Tickets said doors would open at 9 p.m., so the line started forming early outside the Ybor City haunt. When bouncers began taking tickets just before 11 p.m., the waiting game had already gotten into full swing.
DJ T. Lewis and promoters VYBENation did their best to keep the packed party entertained but mellow as the club began to fill up. Shortly after 1 a.m., it was even difficult to stand in one spot without being pushed or stepped on, so dancing was pretty much out of the question.
Lil Wayne’s bus arrived after 1 a.m. And at 2:20 a.m. He appeared in the crowd of VIPs and security crowding the stage with a prescription bottle stuffed with what we’ll assume were herbal remedies. He vibed with the DJ for 10 minutes before coming down to the front of the stage to perform. …Full Story
John Mellencamp performed at Ruth Eckerd Hall in Clearwater on March 19, 2015.

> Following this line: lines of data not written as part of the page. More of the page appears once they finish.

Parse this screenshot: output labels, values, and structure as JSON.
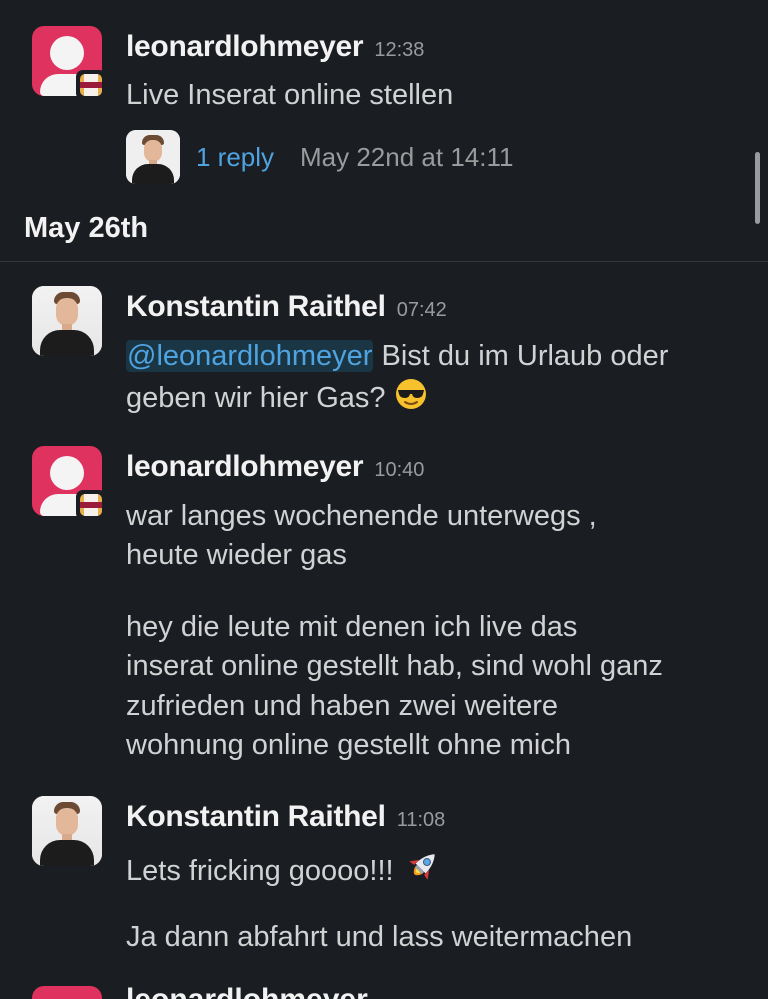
{
  "messages": [
    {
      "author": "leonardlohmeyer",
      "time": "12:38",
      "lines": [
        "Live Inserat online stellen"
      ],
      "thread": {
        "reply_label": "1 reply",
        "last_reply": "May 22nd at 14:11"
      }
    },
    {
      "author": "Konstantin Raithel",
      "time": "07:42",
      "mention": "@leonardlohmeyer",
      "line1_rest": " Bist du im Urlaub oder",
      "line2": "geben wir hier Gas?",
      "emoji": "sunglasses-emoji"
    },
    {
      "author": "leonardlohmeyer",
      "time": "10:40",
      "lines": [
        "war langes wochenende unterwegs ,",
        "heute wieder gas",
        "hey die leute mit denen ich live das",
        "inserat online gestellt hab, sind wohl ganz",
        "zufrieden und haben zwei weitere",
        "wohnung online gestellt ohne mich"
      ]
    },
    {
      "author": "Konstantin Raithel",
      "time": "11:08",
      "lines": [
        "Lets fricking goooo!!!",
        "Ja dann abfahrt und lass weitermachen"
      ],
      "emoji": "rocket-emoji"
    }
  ],
  "date_divider": "May 26th",
  "partial_next_author": "leonardlohmeyer",
  "colors": {
    "background": "#1a1d21",
    "text": "#d1d2d3",
    "link": "#4fa3e0",
    "muted": "#9a9b9d",
    "avatar_leo": "#e0325f"
  }
}
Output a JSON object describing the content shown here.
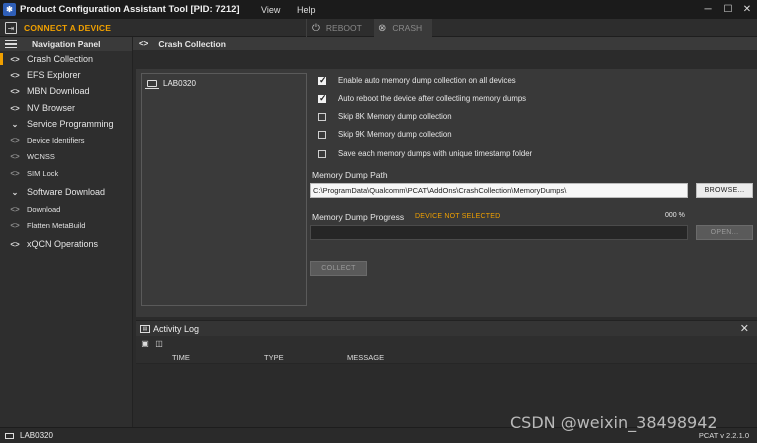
{
  "window": {
    "title": "Product Configuration Assistant Tool [PID: 7212]",
    "menu": [
      "View",
      "Help"
    ],
    "controls": [
      "minimize",
      "maximize",
      "close"
    ]
  },
  "toolbar": {
    "connect_label": "CONNECT A DEVICE",
    "reboot_label": "REBOOT",
    "crash_label": "CRASH"
  },
  "sidebar": {
    "header": "Navigation Panel",
    "items": [
      {
        "label": "Crash Collection",
        "icon": "code-icon"
      },
      {
        "label": "EFS Explorer",
        "icon": "code-icon"
      },
      {
        "label": "MBN Download",
        "icon": "code-icon"
      },
      {
        "label": "NV Browser",
        "icon": "code-icon"
      },
      {
        "label": "Service Programming",
        "icon": "chevron-down-icon"
      },
      {
        "label": "Device Identifiers",
        "icon": "code-icon"
      },
      {
        "label": "WCNSS",
        "icon": "code-icon"
      },
      {
        "label": "SIM Lock",
        "icon": "code-icon"
      },
      {
        "label": "Software Download",
        "icon": "chevron-down-icon"
      },
      {
        "label": "Download",
        "icon": "code-icon"
      },
      {
        "label": "Flatten MetaBuild",
        "icon": "code-icon"
      },
      {
        "label": "xQCN Operations",
        "icon": "code-icon"
      }
    ]
  },
  "main": {
    "title": "Crash Collection",
    "devices": [
      "LAB0320"
    ],
    "options": [
      {
        "label": "Enable auto memory dump collection on all devices",
        "checked": true
      },
      {
        "label": "Auto reboot the device after collectiing memory dumps",
        "checked": true
      },
      {
        "label": "Skip 8K Memory dump collection",
        "checked": false
      },
      {
        "label": "Skip 9K Memory dump collection",
        "checked": false
      },
      {
        "label": "Save each memory dumps with unique timestamp folder",
        "checked": false
      }
    ],
    "path_label": "Memory Dump Path",
    "path_value": "C:\\ProgramData\\Qualcomm\\PCAT\\AddOns\\CrashCollection\\MemoryDumps\\",
    "browse_label": "BROWSE...",
    "progress_label": "Memory Dump Progress",
    "progress_status": "DEVICE NOT SELECTED",
    "progress_pct": "000 %",
    "progress_value": 0,
    "open_label": "OPEN...",
    "collect_label": "COLLECT"
  },
  "activity_log": {
    "title": "Activity Log",
    "columns": [
      "TIME",
      "TYPE",
      "MESSAGE"
    ]
  },
  "status": {
    "device": "LAB0320",
    "version": "PCAT v 2.2.1.0"
  },
  "watermark": "CSDN @weixin_38498942",
  "colors": {
    "accent": "#f0a000",
    "background": "#2b2b2b",
    "panel": "#393939"
  }
}
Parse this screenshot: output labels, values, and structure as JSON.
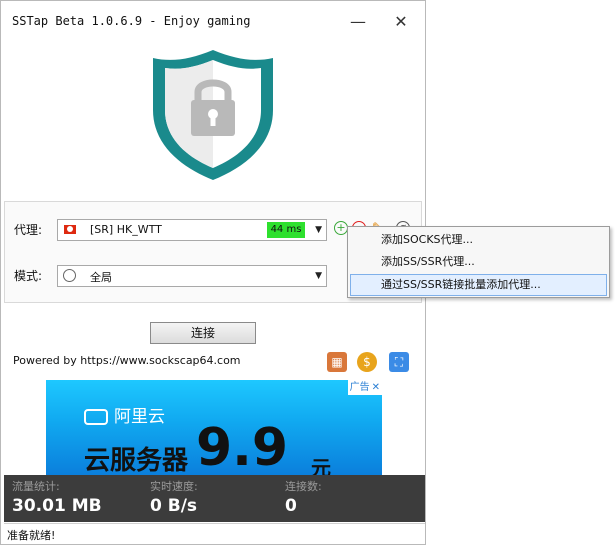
{
  "window": {
    "title": "SSTap Beta 1.0.6.9 - Enjoy gaming",
    "minimize_glyph": "—",
    "close_glyph": "✕"
  },
  "proxy": {
    "label": "代理:",
    "selected": "[SR] HK_WTT",
    "latency": "44 ms",
    "latency_color": "#2ee02e"
  },
  "mode": {
    "label": "模式:",
    "selected": "全局"
  },
  "icons": {
    "add": "add-proxy-icon",
    "remove": "remove-proxy-icon",
    "edit": "edit-proxy-icon",
    "test": "test-latency-icon"
  },
  "context_menu": {
    "items": [
      {
        "label": "添加SOCKS代理..."
      },
      {
        "label": "添加SS/SSR代理..."
      },
      {
        "label": "通过SS/SSR链接批量添加代理...",
        "highlighted": true
      }
    ]
  },
  "connect_button": "连接",
  "powered_by": "Powered by https://www.sockscap64.com",
  "ad": {
    "tag": "广告",
    "close": "✕",
    "brand": "阿里云",
    "headline": "云服务器",
    "price": "9.9",
    "unit": "元"
  },
  "stats": {
    "traffic_label": "流量统计:",
    "traffic_value": "30.01 MB",
    "speed_label": "实时速度:",
    "speed_value": "0 B/s",
    "connections_label": "连接数:",
    "connections_value": "0"
  },
  "status": "准备就绪!",
  "colors": {
    "shield_outer": "#1a8a8c",
    "shield_inner": "#ffffff",
    "lock": "#b9b9b9",
    "stats_bg": "#3c3c3c",
    "ad_blue": "#10a8f0"
  }
}
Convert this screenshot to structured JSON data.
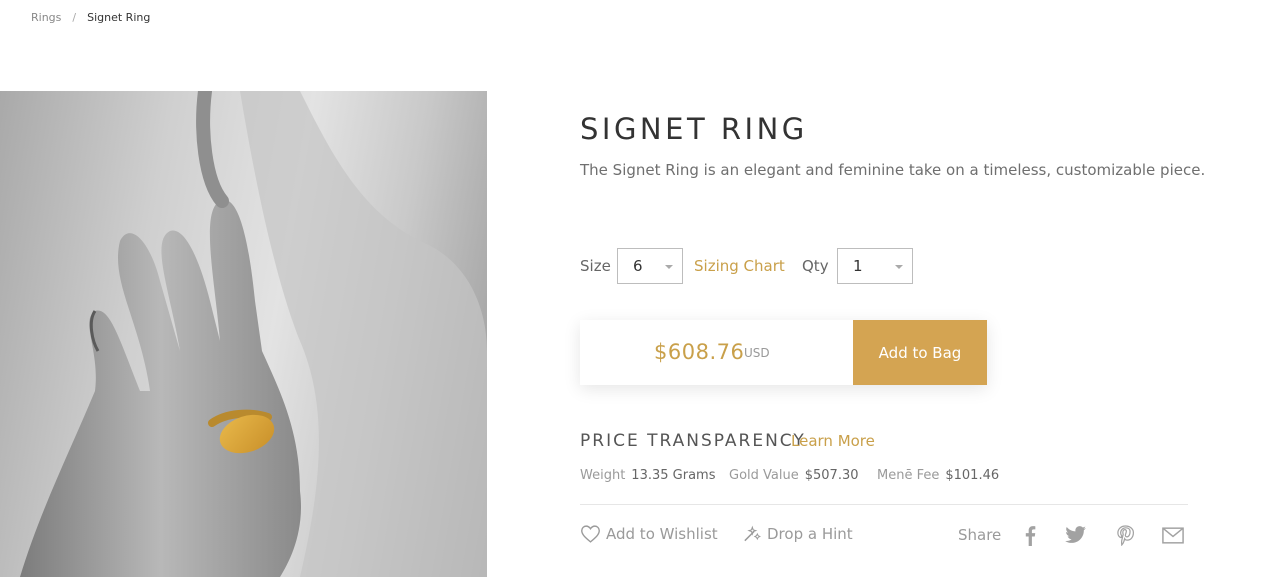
{
  "breadcrumb": {
    "parent": "Rings",
    "separator": "/",
    "current": "Signet Ring"
  },
  "product": {
    "title": "SIGNET RING",
    "description": "The Signet Ring is an elegant and feminine take on a timeless, customizable piece."
  },
  "options": {
    "size_label": "Size",
    "size_value": "6",
    "sizing_chart_label": "Sizing Chart",
    "qty_label": "Qty",
    "qty_value": "1"
  },
  "purchase": {
    "price": "$608.76",
    "currency": "USD",
    "add_to_bag_label": "Add to Bag"
  },
  "price_transparency": {
    "title": "PRICE TRANSPARENCY",
    "learn_more_label": "Learn More",
    "weight_label": "Weight",
    "weight_value": "13.35 Grams",
    "gold_value_label": "Gold Value",
    "gold_value": "$507.30",
    "fee_label": "Menē Fee",
    "fee_value": "$101.46"
  },
  "actions": {
    "wishlist_label": "Add to Wishlist",
    "hint_label": "Drop a Hint",
    "share_label": "Share"
  },
  "icons": [
    "heart-icon",
    "wand-icon",
    "facebook-icon",
    "twitter-icon",
    "pinterest-icon",
    "mail-icon"
  ],
  "colors": {
    "accent": "#c9a04a",
    "button": "#d4a452"
  }
}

Selling out 2,180-seat Ruth Eckerd Hall on back-to-back nights is no small feat. Still, shouldn’t things have gone differently for John Mellencamp?
The Indiana icon has accrued enough massive hits that he could spend his 60s cruising through arenas and amphitheaters, blasting through a cavalcade of Baby Boomer belt-‘em-outs like Springsteen, Petty or Bon Jovi. Who wouldn’t raise a Tastee-Freez chili dog to that?
But Mellencamp goes his own way, always has, even when those paths weren’t the most obvious or popular. In trading down for smaller stages, he’s managed to remain exactly who he wants to be, even if it means leaving a few huge hits in the chamber.
Doing so on Thursday did nothing to diminish an overwhelmingly crowd-pleasing kickoff to Mellencamp’s two-night stand in Clearwater. He may be a legacy act, but the way he sees it, it’s a legacy he hasn’t finished writing.
“The only critic that ever really matters,” Mellencamp told the crowd at one point, “is time.” Full Story